    But, like your comparison of TV to electricity, there are multiple sources of electricity. If the government mandated that on a particular day 15 years from now that a particular type of power plant will be shut down forever, there would be enough warning to replace them with something else. It would not affect the day to day lives of the average person.
  • 0 Hide
    absolom7691 , February 6, 2009 9:44 PM
    ProDigit80Correction on my post above, not all will need a digital converter; I believe satellite already is digital, and cable too.I roughly estimate 15% of the population still having antenna, so that'd be more like 750.000Watt hour on added electricity.That's something!


    But you are not thinking of how many millions of watts are used to broadcast in analog. With one digital transmitter, a broadcaster can send out several channels simulatniously. You simply cannot do that with analog. I also believe analog uses more power to cover the same distance. Also, if someone is in financial trouble, maybe television is the first thing they should be worried about. The internet is free at many locations (libraries and schools). The news you get from newsprint (which is mostly recycled now, if we are talking about the environment) and the news you can get from the internet is far more verbose than anything that the mass media gleans from The AP. Maybe a few million homes being "in the dark" might stimulate the economy again instead of having the TV to pipe in the mass media's fearmongering about how bad things are and we should "be afraid to spend." Broadcasting is a private business and they are now going to spend millions broadcasting in both formats for another few months now. There is no restriction on turning off the analog, there is only a time limit for how long (which has now been extended) If I were a broadcaster, I would turn off my analog transmitters on the 17th anyway, they have that freedom.
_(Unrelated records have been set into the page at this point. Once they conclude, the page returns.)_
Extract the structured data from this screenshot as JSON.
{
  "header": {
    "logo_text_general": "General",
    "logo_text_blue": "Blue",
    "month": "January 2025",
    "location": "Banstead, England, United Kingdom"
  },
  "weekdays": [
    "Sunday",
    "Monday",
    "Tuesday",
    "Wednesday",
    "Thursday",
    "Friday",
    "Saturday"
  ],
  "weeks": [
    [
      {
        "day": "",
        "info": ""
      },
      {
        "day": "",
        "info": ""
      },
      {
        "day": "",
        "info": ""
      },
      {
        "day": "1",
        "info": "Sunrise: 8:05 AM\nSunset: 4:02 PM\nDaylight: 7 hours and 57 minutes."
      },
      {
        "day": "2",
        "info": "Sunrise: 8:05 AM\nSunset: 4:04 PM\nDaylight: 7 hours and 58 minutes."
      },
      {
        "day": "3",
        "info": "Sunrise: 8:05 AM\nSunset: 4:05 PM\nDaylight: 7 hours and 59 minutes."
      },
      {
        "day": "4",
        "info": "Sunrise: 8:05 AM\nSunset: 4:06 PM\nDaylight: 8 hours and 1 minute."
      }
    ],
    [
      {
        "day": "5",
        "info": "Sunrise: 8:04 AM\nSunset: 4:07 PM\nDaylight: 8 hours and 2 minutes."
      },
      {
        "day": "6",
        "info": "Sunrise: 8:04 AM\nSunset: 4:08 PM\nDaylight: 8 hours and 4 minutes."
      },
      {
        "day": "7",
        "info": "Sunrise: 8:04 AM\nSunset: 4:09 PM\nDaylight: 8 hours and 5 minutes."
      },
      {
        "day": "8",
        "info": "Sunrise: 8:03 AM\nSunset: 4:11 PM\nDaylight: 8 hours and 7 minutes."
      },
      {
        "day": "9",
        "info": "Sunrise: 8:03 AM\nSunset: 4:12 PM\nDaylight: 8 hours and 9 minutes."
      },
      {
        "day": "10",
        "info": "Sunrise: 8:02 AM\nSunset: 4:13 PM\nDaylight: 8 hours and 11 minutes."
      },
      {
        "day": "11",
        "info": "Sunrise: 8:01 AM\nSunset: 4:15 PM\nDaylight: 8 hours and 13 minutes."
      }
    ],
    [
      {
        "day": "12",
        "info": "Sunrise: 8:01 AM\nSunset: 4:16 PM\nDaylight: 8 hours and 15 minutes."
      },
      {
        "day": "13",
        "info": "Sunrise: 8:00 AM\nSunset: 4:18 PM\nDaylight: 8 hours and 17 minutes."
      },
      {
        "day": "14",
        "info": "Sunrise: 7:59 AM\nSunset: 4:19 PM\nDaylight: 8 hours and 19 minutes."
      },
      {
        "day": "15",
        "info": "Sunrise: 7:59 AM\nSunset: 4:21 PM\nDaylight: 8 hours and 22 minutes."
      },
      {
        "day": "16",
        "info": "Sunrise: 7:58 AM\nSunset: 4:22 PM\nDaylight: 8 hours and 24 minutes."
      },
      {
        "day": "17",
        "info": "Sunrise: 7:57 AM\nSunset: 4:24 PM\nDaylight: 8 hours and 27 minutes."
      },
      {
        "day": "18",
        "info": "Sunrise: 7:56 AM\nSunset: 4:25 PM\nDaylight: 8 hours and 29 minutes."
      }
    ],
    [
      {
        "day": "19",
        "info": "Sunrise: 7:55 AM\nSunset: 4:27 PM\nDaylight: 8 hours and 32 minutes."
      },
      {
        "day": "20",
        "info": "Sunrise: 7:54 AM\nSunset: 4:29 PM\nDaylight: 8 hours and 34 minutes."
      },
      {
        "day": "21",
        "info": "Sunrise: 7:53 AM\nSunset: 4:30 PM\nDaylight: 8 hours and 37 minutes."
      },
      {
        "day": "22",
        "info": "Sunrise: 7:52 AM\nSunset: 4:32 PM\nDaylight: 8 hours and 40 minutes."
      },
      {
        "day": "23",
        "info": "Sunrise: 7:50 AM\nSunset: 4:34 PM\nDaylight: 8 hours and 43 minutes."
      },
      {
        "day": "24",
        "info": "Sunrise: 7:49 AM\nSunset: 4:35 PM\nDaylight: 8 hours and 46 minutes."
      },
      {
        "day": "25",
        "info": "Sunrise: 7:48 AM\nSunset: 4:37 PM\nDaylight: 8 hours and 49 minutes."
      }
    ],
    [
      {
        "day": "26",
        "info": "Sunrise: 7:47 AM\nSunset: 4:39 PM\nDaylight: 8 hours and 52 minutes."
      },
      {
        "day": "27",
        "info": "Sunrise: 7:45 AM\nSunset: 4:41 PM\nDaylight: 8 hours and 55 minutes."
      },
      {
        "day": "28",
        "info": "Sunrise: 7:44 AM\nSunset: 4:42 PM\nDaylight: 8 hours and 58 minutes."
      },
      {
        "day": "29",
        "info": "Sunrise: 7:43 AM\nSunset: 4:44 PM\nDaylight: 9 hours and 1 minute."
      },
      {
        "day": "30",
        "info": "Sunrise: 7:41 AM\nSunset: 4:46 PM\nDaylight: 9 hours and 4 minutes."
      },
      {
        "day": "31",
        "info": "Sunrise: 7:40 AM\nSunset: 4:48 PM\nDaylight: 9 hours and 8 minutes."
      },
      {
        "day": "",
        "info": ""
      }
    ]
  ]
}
Let's not waste all the power to cater to those who missed the bus, for whatever reason.
  • 0 Hide
    absolom7691 , February 6, 2009 9:46 PM
    absolom7691Also, if someone is in financial trouble, maybe television is the first thing they should be worried about.



    Correction. *Isn't the first thing they should be worried about.